A field note is a report from "the field," based on observation and experience. This is the first, in what I hope will be a periodic offering of New England forestry field notes. If you have a field note you would like to share, contact, email@example.com Please note, I can't guarantee I will publish your note.
Tree Farmer, Fred Fauver, from Pownal, Maine, asked forester Tom Hahn about damage to his sugar maple trees. Tom checked in with Kyle Lombard, Bill Ostrofksy and me (Karen Bennett). The damage seemed to be associated with paint Mr. Fauver used to mark his crop trees.
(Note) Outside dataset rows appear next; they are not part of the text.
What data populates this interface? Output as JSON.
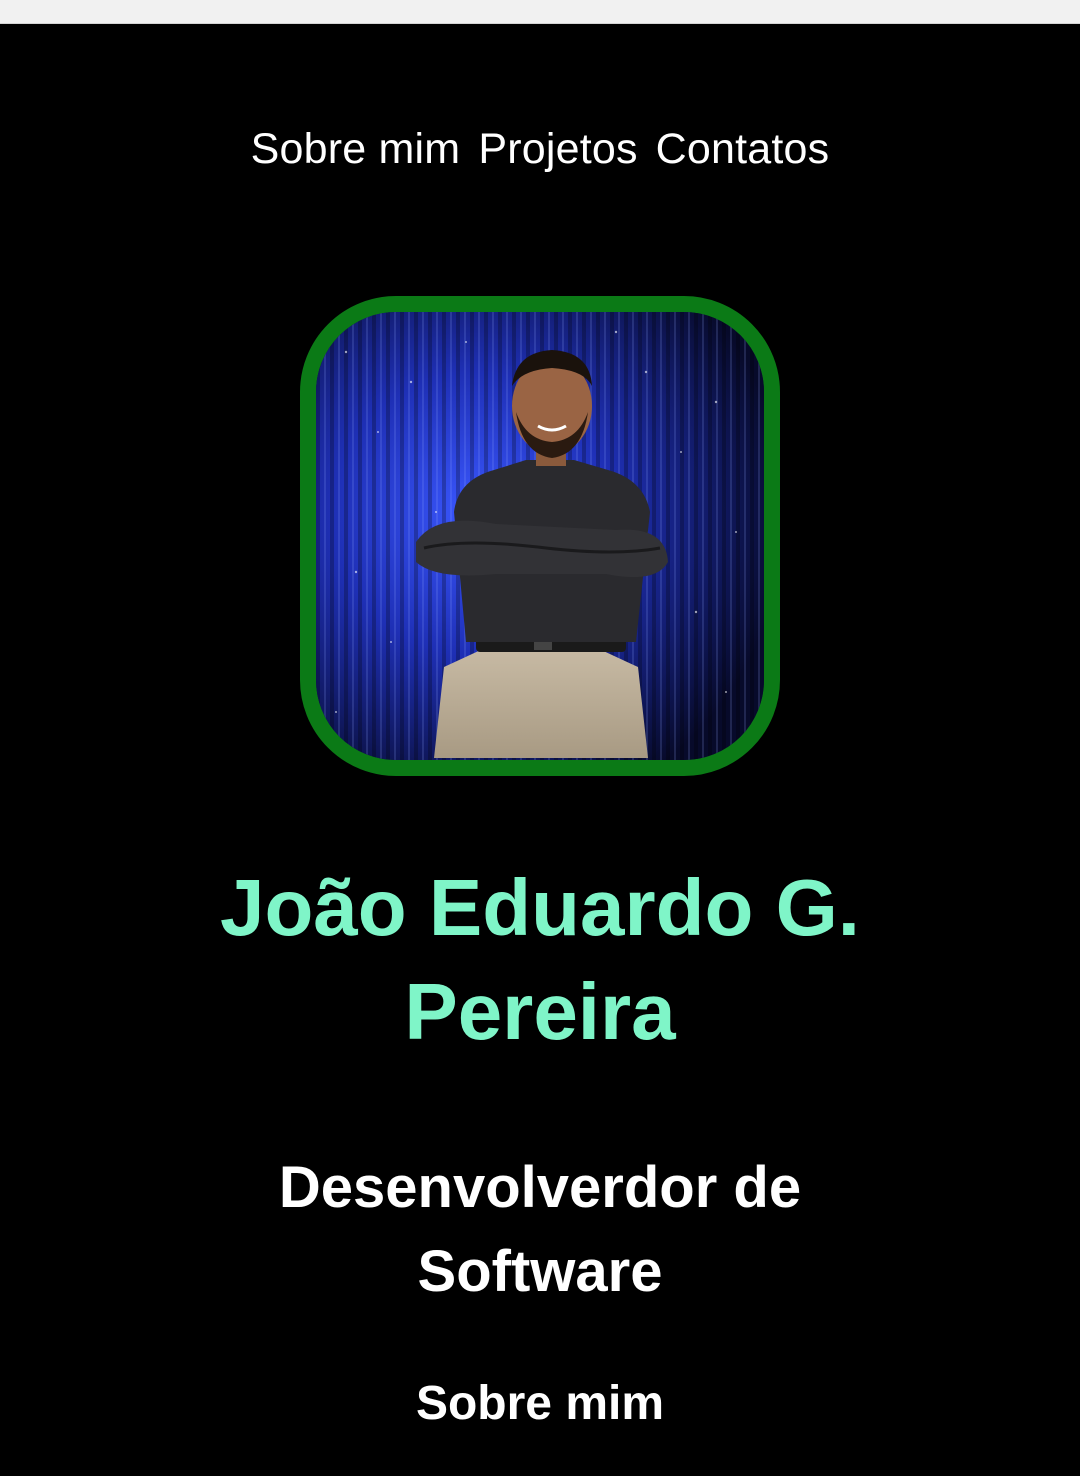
{
  "nav": {
    "items": [
      {
        "label": "Sobre mim"
      },
      {
        "label": "Projetos"
      },
      {
        "label": "Contatos"
      }
    ]
  },
  "profile": {
    "photo_alt": "",
    "name_line1": "João Eduardo G.",
    "name_line2": "Pereira",
    "role_line1": "Desenvolverdor de",
    "role_line2": "Software"
  },
  "about": {
    "heading": "Sobre mim"
  },
  "colors": {
    "background": "#000000",
    "accent_name": "#7ff5c8",
    "photo_border": "#0b7a16",
    "text": "#ffffff"
  }
}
Fred gave me permission to share his story, so here it is:
In 2001, I purchased a small woodlot in southern Maine, including several acres with a nice stocking of young sugar maple (sapling and pole). One of my first projects was to select and begin to release sugar maple crop trees. In 2007, I decided to mark my crop trees to help remind me of the decisions I had made. Using blue boundary paint and brush application, I painted a 4-inch band around each crop tree about 6 feet above ground.
In the fall of 2013, while removing epicormic sprouts from the trees, I noticed some loose bark under one of the paint rings. Removal of the loose bark revealed a cavity and dead wood. Examination revealed damage on about 75% of the marked trees. The extent of the damage ranged from slight but noticeable swelling of the bole to wounds that left the tree nearly fully girdled.
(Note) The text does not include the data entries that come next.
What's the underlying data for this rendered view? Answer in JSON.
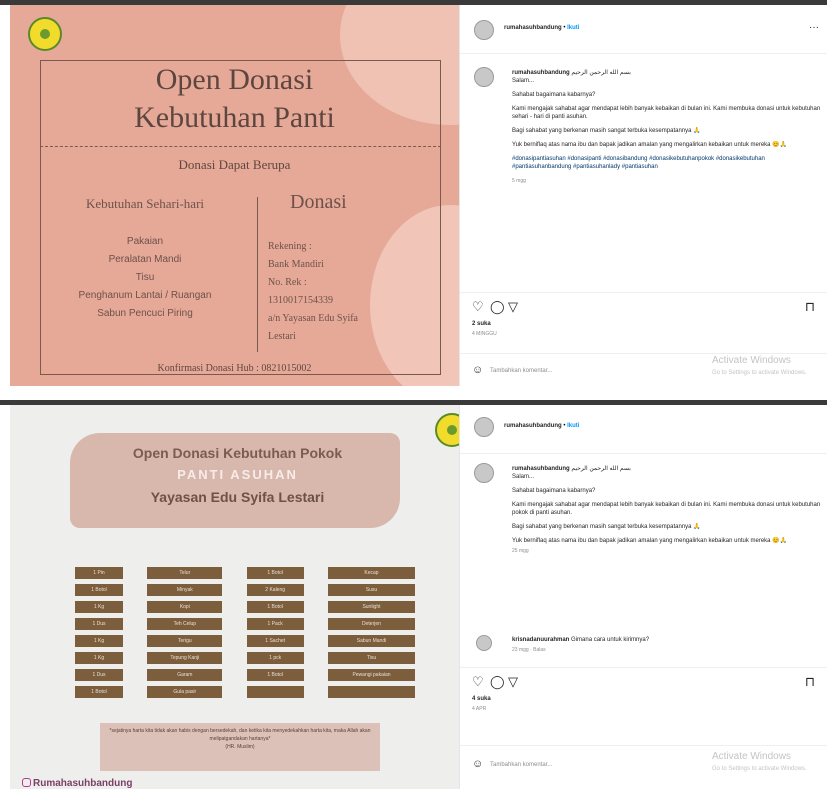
{
  "post1": {
    "image": {
      "title_line1": "Open Donasi",
      "title_line2": "Kebutuhan Panti",
      "subtitle": "Donasi Dapat Berupa",
      "left_heading": "Kebutuhan Sehari-hari",
      "items": [
        "Pakaian",
        "Peralatan Mandi",
        "Tisu",
        "Penghanum Lantai / Ruangan",
        "Sabun Pencuci Piring"
      ],
      "right_heading": "Donasi",
      "bank_lines": [
        "Rekening :",
        "Bank Mandiri",
        "No. Rek :",
        "1310017154339",
        "a/n Yayasan Edu Syifa",
        "Lestari"
      ],
      "footer": "Konfirmasi Donasi Hub : 0821015002"
    },
    "header": {
      "username": "rumahasuhbandung",
      "separator": "•",
      "follow": "Ikuti",
      "more": "···"
    },
    "caption": {
      "username": "rumahasuhbandung",
      "arabic": "بسم الله الرحمن الرحيم",
      "paragraphs": [
        "Salam...",
        "Sahabat bagaimana kabarnya?",
        "Kami mengajak sahabat agar mendapat lebih banyak kebaikan di bulan ini. Kami membuka donasi untuk kebutuhan sehari - hari di panti asuhan.",
        "Bagi sahabat yang berkenan masih sangat terbuka kesempatannya 🙏",
        "Yuk berniflaq atas nama ibu dan bapak jadikan amalan yang mengalirkan kebaikan untuk mereka 😊🙏"
      ],
      "hashtags": "#donasipantiasuhan #donasipanti #donasibandung #donasikebutuhanpokok #donasikebutuhan #pantiasuhanbandung #pantiasuhanlady #pantiasuhan",
      "time": "5 mgg"
    },
    "likes": "2 suka",
    "date": "4 MINGGU",
    "comment_placeholder": "Tambahkan komentar...",
    "watermark": {
      "line1": "Activate Windows",
      "line2": "Go to Settings to activate Windows."
    }
  },
  "post2": {
    "image": {
      "title1": "Open Donasi Kebutuhan Pokok",
      "title2": "PANTI ASUHAN",
      "title3": "Yayasan Edu Syifa Lestari",
      "rows": [
        [
          "1 Pin",
          "Telur",
          "1 Botol",
          "Kecap"
        ],
        [
          "1 Botol",
          "Minyak",
          "2 Kaleng",
          "Susu"
        ],
        [
          "1 Kg",
          "Kopi",
          "1 Botol",
          "Sunlight"
        ],
        [
          "1 Dus",
          "Teh Celup",
          "1 Pack",
          "Deterjen"
        ],
        [
          "1 Kg",
          "Terigu",
          "1 Sachet",
          "Sabun Mandi"
        ],
        [
          "1 Kg",
          "Tepung Kanji",
          "1 pck",
          "Tisu"
        ],
        [
          "1 Dus",
          "Garam",
          "1 Botol",
          "Pewangi pakaian"
        ],
        [
          "1 Botol",
          "Gula pasir",
          "",
          ""
        ]
      ],
      "note": "*sejatinya harta kita tidak akan habis dengan bersedekah, dan ketika kita menyedekahkan harta kita, maka Allah akan melipatgandakan hartanya*",
      "note_source": "(HR. Muslim)",
      "brand": "Rumahasuhbandung"
    },
    "header": {
      "username": "rumahasuhbandung",
      "separator": "•",
      "follow": "Ikuti"
    },
    "caption": {
      "username": "rumahasuhbandung",
      "arabic": "بسم الله الرحمن الرحيم",
      "paragraphs": [
        "Salam...",
        "Sahabat bagaimana kabarnya?",
        "Kami mengajak sahabat agar mendapat lebih banyak kebaikan di bulan ini. Kami membuka donasi untuk kebutuhan pokok di panti asuhan.",
        "Bagi sahabat yang berkenan masih sangat terbuka kesempatannya 🙏",
        "Yuk berniflaq atas nama ibu dan bapak jadikan amalan yang mengalirkan kebaikan untuk mereka 😊🙏"
      ],
      "time": "25 mgg"
    },
    "comment": {
      "username": "krisnadanuurahman",
      "text": "Gimana cara untuk kirimnya?",
      "time": "23 mgg",
      "reply": "Balas"
    },
    "likes": "4 suka",
    "date": "4 APR",
    "comment_placeholder": "Tambahkan komentar...",
    "watermark": {
      "line1": "Activate Windows",
      "line2": "Go to Settings to activate Windows."
    }
  },
  "icons": {
    "like": "heart-icon",
    "comment": "comment-icon",
    "share": "send-icon",
    "save": "bookmark-icon",
    "emoji": "emoji-icon",
    "more": "more-icon",
    "logo": "yayasan-logo"
  }
}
Some digging by Tom Hahn, forester with FORECO in Rumney, New Hampshire, and Bill Ostrofsky of the Maine Forest Service uncovered a 1979 paper in the Journal of Forestry by Stone and Frederick titled Cambial Necrosis of Sugar Maple Associated with Tree Marking Paint. While this article describes the damage caused to sugar maples (and several other species) by aerosol tree marking paint, the damage to the sample trees described and documented with photographs in the article match exactly the damage done to my sugar maples by the brush-applied boundary paint.
While Stone and Frederick recommended it “seems best to avoid using aerosol tree and log marking paint” to mark young crop trees, research trees, and other trees that one intends to leave standing for many years, my recent experience would indicate that the recommendation should be changed from “seems best” to “is vital, that brush-on formulations must be added to that warning."
Thank you to Mr. Fauver for sharing his experiences and for the contributions of Kyle Lombard, N.H. Division of Forests and Land, Bill Ofstrofsky, Maine Forest Service and Tom Hahn, FORECO.
The complete citation for the research quoted above is:
Stone, Douglas M. and Douglas J. Frederick. Cambial Necrosis of Sugar Maple Associated with Tree Marking Paint. Journal of Forestry. September 1979. Volume 77, number 9, pages 578-580.
The following pictures show sugar maple damaged by tree marking paint-- supplied by Tree Farmer, Fauver